This was his world. And one alien to me – these mud homes, these dusty, curious children, their sharp laughter, this dust that we breathed, the harsh sun, the barren ground, the garbage, the stench of sewage, the sounds of sheep from inside the houses, the curious, suspicious eyes peering out from behind burlap curtains and around street corners, the surly looking men sitting on their haunched looking at us from under arms shielding their eyes from the hard sunlight. It was all unfamiliar to me. And I was completely out of place.

We finally arrived at his home. The twenty minutes it took for us to weave through seemingly endless corners and turns had me concerned that Akhtar had lost his way. But he had not. Once we arrived at his door, he ran into a room at the back and disappeared. I did not see him again. I waited outside to see if anyone from his family would emerge, and after about five minutes, I saw his father comingout from the room at the back, has face covered with a look of great concern and fear. He stretched out his hand towards me, his eyes imploring to know what had happened to his child. Tell me that he will be ok. It was his first question. I slowly explained to him what had happened, and how it was not a serious injury, but that they must keep the bandages on him for at least a few days, and to keep them clean (and how was he going to achieve that here in this place? I remember thinking) His face carried his concern and I wanted to say more to allay his fears, but we were now surrounded by at least twenty children, and a handful of curious adults who had arrived at the door and I thought it best to leave. I repeated my instructions, told him not to worry and that his son was fine, and asked him to stop by the house the next day to pick up the things the child had left on the streets – the garbage collection bag. He smiled, and said there wasn’t anything valuable in that.

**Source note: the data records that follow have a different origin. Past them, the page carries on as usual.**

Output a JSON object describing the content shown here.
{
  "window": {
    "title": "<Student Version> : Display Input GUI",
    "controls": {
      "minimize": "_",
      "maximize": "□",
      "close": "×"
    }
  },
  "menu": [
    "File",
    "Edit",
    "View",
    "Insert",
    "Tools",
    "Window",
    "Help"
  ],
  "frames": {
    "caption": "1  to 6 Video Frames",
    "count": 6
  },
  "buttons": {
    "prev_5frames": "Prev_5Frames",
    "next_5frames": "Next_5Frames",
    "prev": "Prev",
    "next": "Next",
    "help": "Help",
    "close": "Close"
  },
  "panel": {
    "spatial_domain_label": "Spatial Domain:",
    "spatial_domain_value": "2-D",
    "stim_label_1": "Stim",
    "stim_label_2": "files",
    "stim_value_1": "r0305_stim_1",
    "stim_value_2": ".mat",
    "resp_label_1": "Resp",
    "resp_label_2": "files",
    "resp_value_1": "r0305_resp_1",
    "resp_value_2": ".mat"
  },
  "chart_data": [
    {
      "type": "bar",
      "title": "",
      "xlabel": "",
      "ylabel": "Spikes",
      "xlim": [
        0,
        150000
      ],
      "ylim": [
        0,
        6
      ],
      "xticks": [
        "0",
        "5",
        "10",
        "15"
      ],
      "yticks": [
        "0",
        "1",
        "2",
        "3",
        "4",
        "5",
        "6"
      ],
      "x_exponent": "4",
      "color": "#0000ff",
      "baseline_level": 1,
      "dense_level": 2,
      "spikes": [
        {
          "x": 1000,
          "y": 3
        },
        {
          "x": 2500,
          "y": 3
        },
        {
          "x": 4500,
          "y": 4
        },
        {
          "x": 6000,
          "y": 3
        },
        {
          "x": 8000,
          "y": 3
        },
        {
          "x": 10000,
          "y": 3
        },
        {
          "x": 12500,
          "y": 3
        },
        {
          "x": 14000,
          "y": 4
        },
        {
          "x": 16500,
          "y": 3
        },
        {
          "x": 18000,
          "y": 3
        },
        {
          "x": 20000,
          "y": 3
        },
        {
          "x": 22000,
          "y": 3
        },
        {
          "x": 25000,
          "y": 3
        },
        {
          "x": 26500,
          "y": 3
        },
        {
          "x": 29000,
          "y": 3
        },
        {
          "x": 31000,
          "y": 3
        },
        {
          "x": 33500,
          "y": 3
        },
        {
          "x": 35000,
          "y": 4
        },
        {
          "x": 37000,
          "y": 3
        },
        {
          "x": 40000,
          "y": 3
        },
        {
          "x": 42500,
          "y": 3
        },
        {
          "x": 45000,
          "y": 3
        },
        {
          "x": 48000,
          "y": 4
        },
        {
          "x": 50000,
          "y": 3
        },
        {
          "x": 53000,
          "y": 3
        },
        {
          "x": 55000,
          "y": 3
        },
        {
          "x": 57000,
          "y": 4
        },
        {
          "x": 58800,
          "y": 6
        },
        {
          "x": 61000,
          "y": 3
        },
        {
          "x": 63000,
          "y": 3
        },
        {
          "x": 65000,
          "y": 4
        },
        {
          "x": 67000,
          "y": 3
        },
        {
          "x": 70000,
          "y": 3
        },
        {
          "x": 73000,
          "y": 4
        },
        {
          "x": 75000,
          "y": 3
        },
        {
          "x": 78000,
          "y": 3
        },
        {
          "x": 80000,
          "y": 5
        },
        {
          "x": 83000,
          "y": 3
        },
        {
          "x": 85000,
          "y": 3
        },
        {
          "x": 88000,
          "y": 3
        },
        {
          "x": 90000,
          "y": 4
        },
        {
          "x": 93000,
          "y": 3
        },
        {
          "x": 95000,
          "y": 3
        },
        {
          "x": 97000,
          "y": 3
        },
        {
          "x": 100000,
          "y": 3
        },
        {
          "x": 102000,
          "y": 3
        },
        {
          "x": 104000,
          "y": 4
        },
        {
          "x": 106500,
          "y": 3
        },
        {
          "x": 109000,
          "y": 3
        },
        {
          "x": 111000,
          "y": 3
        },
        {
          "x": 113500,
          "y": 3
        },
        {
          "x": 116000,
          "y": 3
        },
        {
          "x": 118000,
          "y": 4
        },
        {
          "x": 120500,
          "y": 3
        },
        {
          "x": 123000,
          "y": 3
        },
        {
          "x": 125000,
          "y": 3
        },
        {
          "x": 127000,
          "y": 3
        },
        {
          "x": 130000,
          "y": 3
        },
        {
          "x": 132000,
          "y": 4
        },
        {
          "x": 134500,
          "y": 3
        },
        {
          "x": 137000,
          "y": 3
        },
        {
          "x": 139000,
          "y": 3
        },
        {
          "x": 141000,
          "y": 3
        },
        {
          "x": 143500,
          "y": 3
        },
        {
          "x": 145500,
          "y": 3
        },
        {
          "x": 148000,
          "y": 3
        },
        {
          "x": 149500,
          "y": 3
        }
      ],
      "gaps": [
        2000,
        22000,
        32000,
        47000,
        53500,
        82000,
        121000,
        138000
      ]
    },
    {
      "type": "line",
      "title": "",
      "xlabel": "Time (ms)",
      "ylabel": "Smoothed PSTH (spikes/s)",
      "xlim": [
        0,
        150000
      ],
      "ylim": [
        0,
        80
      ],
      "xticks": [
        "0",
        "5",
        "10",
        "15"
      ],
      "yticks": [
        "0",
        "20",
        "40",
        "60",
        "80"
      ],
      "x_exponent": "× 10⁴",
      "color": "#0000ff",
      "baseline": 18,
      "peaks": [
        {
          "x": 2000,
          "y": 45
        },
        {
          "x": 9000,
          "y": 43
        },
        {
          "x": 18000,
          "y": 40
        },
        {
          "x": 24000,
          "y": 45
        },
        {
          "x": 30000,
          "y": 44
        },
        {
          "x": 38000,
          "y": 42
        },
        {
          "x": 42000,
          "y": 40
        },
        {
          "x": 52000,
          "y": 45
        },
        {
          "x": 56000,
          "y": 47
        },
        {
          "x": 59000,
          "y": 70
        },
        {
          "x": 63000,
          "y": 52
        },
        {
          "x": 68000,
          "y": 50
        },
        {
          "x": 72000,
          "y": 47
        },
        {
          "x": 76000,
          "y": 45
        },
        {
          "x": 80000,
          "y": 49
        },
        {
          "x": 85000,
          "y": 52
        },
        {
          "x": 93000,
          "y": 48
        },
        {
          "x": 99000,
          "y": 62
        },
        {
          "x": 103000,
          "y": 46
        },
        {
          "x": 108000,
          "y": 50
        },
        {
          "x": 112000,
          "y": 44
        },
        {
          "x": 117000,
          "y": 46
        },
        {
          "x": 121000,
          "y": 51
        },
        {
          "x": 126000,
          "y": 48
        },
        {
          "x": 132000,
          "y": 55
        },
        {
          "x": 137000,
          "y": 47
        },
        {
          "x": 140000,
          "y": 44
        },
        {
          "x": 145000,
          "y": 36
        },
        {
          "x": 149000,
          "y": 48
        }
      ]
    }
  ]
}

I wanted to say more. I wanted to give him some money to buy his son some shoes. I wanted to suggest that we could wash his clothes at the house. I wanted to say that I could perhaps use some of my own money to pay for the child to go to school rather than trawl the streets looking for rubbish. I wanted to say a lot more, but the situation seemed wrong. Standing there in front of Akhtar’s father I realized that he was the patriarch of the family, the care taker of his children, and that I may have overstepped my place and could even be close to humiliating him in front of his neighbors. He shook my hand. My assurances seemed to have worked, but I do not know. Perhaps I just told that to myself. As I turned around and began walking back to my car I could not help but feel an incredible sense of failure. Perhaps even a sense of abandonment and irresponsibility. But perhaps I was simply avoiding accepting the fact that I had not done enough. But what would that have been, I was not sure. I just knew, and still feel, that I had not done enough.

I am glad that I met Akhtar.  I am glad that I felt all that I did – the anger at his condition, the shame of belonging to a society where a child is allowed to live as Akhtar does, the desire to scream at nothing in particular when I first saw him sitting there crying, alone as people simply walked by, the rather fatherly affection I felt for him as I watched him being attended to in the hospital, the guardianship I experienced accompanying him home to the safety of his family, and the respect and admiration I carry for this small child asked to brave a world he barely understands, and do it in conditions that are unworthy of a human being, and in a society that I feel has not earned the right to call itself that. I prayed for him later that night. It was the only thing I had the courage to ask for.